**Given data:**
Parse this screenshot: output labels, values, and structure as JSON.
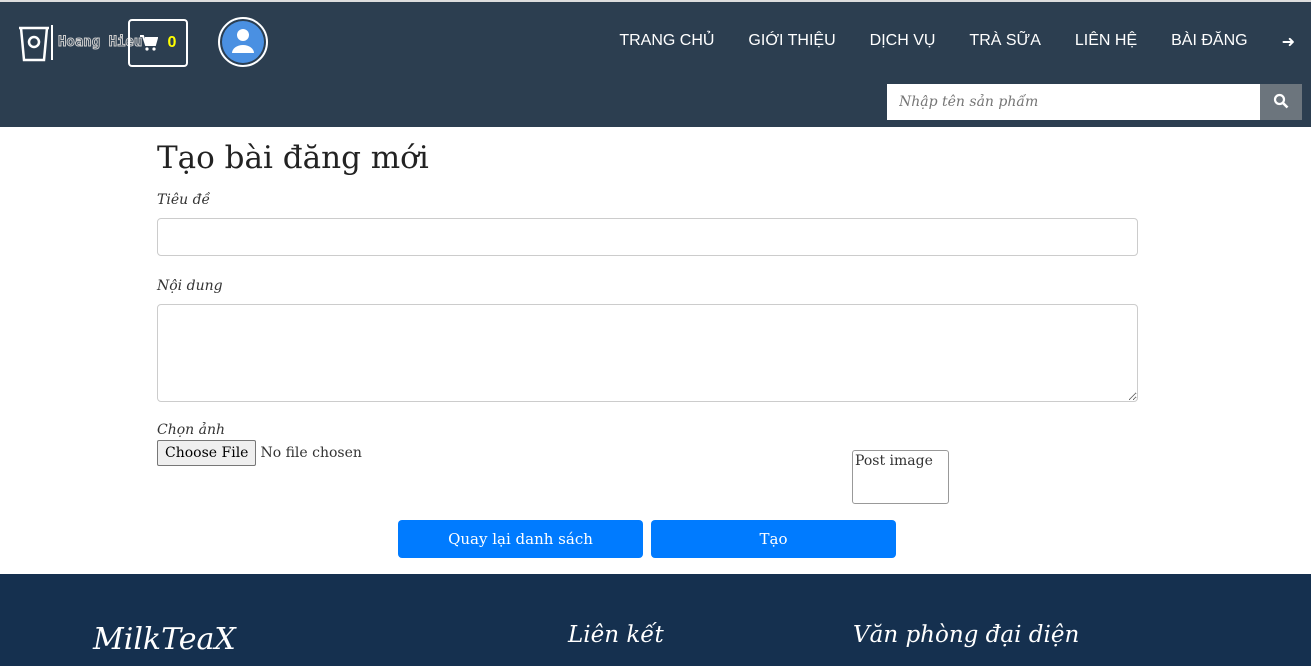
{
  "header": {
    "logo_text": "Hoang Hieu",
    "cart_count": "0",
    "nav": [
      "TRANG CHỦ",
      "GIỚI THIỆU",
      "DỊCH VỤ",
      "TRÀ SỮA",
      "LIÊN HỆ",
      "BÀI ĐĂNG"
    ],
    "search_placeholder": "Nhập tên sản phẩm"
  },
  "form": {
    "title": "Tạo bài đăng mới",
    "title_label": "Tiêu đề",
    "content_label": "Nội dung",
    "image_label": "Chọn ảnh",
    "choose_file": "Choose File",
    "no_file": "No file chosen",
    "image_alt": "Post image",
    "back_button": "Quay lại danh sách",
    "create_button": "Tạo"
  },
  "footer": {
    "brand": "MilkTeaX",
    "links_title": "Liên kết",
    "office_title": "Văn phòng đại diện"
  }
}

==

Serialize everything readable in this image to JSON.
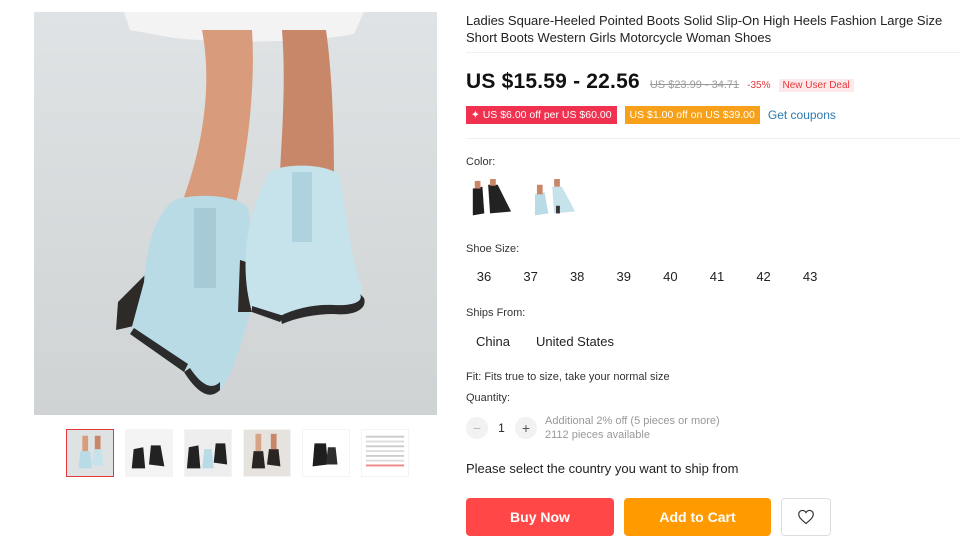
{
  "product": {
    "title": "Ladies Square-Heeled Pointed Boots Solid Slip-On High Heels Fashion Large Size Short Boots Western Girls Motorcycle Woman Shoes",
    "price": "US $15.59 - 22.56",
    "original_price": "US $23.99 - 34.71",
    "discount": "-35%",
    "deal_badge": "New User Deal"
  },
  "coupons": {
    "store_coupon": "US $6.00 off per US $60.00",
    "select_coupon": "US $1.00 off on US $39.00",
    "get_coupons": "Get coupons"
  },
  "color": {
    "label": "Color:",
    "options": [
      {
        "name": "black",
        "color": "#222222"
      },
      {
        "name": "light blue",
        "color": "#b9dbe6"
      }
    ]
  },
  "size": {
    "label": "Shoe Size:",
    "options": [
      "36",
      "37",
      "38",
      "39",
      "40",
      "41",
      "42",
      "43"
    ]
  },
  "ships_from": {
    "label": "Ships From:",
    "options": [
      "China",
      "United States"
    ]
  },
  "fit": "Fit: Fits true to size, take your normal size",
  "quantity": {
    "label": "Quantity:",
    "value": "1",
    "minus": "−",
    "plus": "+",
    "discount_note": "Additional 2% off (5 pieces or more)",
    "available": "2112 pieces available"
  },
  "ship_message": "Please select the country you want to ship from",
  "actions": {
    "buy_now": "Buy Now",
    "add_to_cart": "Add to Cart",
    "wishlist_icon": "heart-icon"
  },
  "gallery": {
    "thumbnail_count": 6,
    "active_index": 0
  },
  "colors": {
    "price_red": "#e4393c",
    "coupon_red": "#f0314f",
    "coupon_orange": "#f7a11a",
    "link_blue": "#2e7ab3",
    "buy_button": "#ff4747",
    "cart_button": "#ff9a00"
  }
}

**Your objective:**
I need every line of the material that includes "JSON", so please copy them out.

**Exercise solution:**
Parse this screenshot: output labels, values, and structure as JSON.
Serialize everything readable in this image to JSON.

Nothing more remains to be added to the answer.